%%

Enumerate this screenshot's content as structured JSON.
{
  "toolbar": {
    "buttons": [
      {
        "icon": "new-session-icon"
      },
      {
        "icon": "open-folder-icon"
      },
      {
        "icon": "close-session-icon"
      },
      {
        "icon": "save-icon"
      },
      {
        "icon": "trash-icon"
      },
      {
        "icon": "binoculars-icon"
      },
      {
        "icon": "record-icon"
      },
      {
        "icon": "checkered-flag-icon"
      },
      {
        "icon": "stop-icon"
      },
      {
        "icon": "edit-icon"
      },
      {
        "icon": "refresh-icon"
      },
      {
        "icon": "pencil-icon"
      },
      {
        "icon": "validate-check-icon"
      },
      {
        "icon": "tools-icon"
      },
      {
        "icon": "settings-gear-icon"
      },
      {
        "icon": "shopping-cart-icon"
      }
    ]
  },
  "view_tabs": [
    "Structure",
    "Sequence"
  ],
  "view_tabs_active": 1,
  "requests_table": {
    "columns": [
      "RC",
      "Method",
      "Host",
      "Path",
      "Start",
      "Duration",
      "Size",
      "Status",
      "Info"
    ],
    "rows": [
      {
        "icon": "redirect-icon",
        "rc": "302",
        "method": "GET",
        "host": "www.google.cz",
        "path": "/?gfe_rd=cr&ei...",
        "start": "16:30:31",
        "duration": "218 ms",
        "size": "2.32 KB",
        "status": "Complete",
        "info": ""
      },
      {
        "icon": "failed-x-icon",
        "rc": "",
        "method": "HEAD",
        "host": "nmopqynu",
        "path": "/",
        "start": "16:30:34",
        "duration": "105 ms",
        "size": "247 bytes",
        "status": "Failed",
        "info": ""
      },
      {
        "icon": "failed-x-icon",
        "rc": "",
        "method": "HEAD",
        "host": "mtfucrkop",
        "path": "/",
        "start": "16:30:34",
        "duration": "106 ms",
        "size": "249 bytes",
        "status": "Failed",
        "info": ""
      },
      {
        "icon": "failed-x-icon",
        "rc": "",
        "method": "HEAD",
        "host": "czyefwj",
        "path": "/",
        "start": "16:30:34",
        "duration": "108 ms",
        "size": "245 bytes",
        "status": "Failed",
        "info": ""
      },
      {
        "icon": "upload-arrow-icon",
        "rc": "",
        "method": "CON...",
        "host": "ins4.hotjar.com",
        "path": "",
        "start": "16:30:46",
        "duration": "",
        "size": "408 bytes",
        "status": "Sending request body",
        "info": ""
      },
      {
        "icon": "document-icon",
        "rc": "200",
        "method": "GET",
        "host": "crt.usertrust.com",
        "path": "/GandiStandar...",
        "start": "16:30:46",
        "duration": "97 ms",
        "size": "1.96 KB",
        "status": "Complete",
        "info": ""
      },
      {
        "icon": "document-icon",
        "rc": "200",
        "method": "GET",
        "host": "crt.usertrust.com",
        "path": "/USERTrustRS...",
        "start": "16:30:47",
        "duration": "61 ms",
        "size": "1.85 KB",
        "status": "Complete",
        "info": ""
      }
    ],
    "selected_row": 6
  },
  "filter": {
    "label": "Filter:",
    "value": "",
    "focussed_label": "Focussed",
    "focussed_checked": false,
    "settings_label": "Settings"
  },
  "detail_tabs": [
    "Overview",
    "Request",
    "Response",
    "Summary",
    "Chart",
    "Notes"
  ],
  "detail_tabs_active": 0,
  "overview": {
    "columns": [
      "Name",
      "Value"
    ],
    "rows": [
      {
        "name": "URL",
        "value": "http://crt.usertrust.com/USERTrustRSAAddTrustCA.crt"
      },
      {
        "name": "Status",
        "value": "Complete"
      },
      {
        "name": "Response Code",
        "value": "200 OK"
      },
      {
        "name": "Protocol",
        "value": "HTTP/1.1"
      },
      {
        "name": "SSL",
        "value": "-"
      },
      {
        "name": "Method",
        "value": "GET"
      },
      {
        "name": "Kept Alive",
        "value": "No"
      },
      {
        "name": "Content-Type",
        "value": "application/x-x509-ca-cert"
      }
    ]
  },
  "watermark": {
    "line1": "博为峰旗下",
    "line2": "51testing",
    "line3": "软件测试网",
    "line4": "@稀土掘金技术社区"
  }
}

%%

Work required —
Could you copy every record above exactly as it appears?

Problem solution —
Enumerate this screenshot's content as structured JSON.
{
  "toolbar": {
    "buttons": [
      {
        "icon": "new-session-icon"
      },
      {
        "icon": "open-folder-icon"
      },
      {
        "icon": "close-session-icon"
      },
      {
        "icon": "save-icon"
      },
      {
        "icon": "trash-icon"
      },
      {
        "icon": "binoculars-icon"
      },
      {
        "icon": "record-icon"
      },
      {
        "icon": "checkered-flag-icon"
      },
      {
        "icon": "stop-icon"
      },
      {
        "icon": "edit-icon"
      },
      {
        "icon": "refresh-icon"
      },
      {
        "icon": "pencil-icon"
      },
      {
        "icon": "validate-check-icon"
      },
      {
        "icon": "tools-icon"
      },
      {
        "icon": "settings-gear-icon"
      },
      {
        "icon": "shopping-cart-icon"
      }
    ]
  },
  "view_tabs": [
    "Structure",
    "Sequence"
  ],
  "view_tabs_active": 1,
  "requests_table": {
    "columns": [
      "RC",
      "Method",
      "Host",
      "Path",
      "Start",
      "Duration",
      "Size",
      "Status",
      "Info"
    ],
    "rows": [
      {
        "icon": "redirect-icon",
        "rc": "302",
        "method": "GET",
        "host": "www.google.cz",
        "path": "/?gfe_rd=cr&ei...",
        "start": "16:30:31",
        "duration": "218 ms",
        "size": "2.32 KB",
        "status": "Complete",
        "info": ""
      },
      {
        "icon": "failed-x-icon",
        "rc": "",
        "method": "HEAD",
        "host": "nmopqynu",
        "path": "/",
        "start": "16:30:34",
        "duration": "105 ms",
        "size": "247 bytes",
        "status": "Failed",
        "info": ""
      },
      {
        "icon": "failed-x-icon",
        "rc": "",
        "method": "HEAD",
        "host": "mtfucrkop",
        "path": "/",
        "start": "16:30:34",
        "duration": "106 ms",
        "size": "249 bytes",
        "status": "Failed",
        "info": ""
      },
      {
        "icon": "failed-x-icon",
        "rc": "",
        "method": "HEAD",
        "host": "czyefwj",
        "path": "/",
        "start": "16:30:34",
        "duration": "108 ms",
        "size": "245 bytes",
        "status": "Failed",
        "info": ""
      },
      {
        "icon": "upload-arrow-icon",
        "rc": "",
        "method": "CON...",
        "host": "ins4.hotjar.com",
        "path": "",
        "start": "16:30:46",
        "duration": "",
        "size": "408 bytes",
        "status": "Sending request body",
        "info": ""
      },
      {
        "icon": "document-icon",
        "rc": "200",
        "method": "GET",
        "host": "crt.usertrust.com",
        "path": "/GandiStandar...",
        "start": "16:30:46",
        "duration": "97 ms",
        "size": "1.96 KB",
        "status": "Complete",
        "info": ""
      },
      {
        "icon": "document-icon",
        "rc": "200",
        "method": "GET",
        "host": "crt.usertrust.com",
        "path": "/USERTrustRS...",
        "start": "16:30:47",
        "duration": "61 ms",
        "size": "1.85 KB",
        "status": "Complete",
        "info": ""
      }
    ],
    "selected_row": 6
  },
  "filter": {
    "label": "Filter:",
    "value": "",
    "focussed_label": "Focussed",
    "focussed_checked": false,
    "settings_label": "Settings"
  },
  "detail_tabs": [
    "Overview",
    "Request",
    "Response",
    "Summary",
    "Chart",
    "Notes"
  ],
  "detail_tabs_active": 0,
  "overview": {
    "columns": [
      "Name",
      "Value"
    ],
    "rows": [
      {
        "name": "URL",
        "value": "http://crt.usertrust.com/USERTrustRSAAddTrustCA.crt"
      },
      {
        "name": "Status",
        "value": "Complete"
      },
      {
        "name": "Response Code",
        "value": "200 OK"
      },
      {
        "name": "Protocol",
        "value": "HTTP/1.1"
      },
      {
        "name": "SSL",
        "value": "-"
      },
      {
        "name": "Method",
        "value": "GET"
      },
      {
        "name": "Kept Alive",
        "value": "No"
      },
      {
        "name": "Content-Type",
        "value": "application/x-x509-ca-cert"
      }
    ]
  },
  "watermark": {
    "line1": "博为峰旗下",
    "line2": "51testing",
    "line3": "软件测试网",
    "line4": "@稀土掘金技术社区"
  }
}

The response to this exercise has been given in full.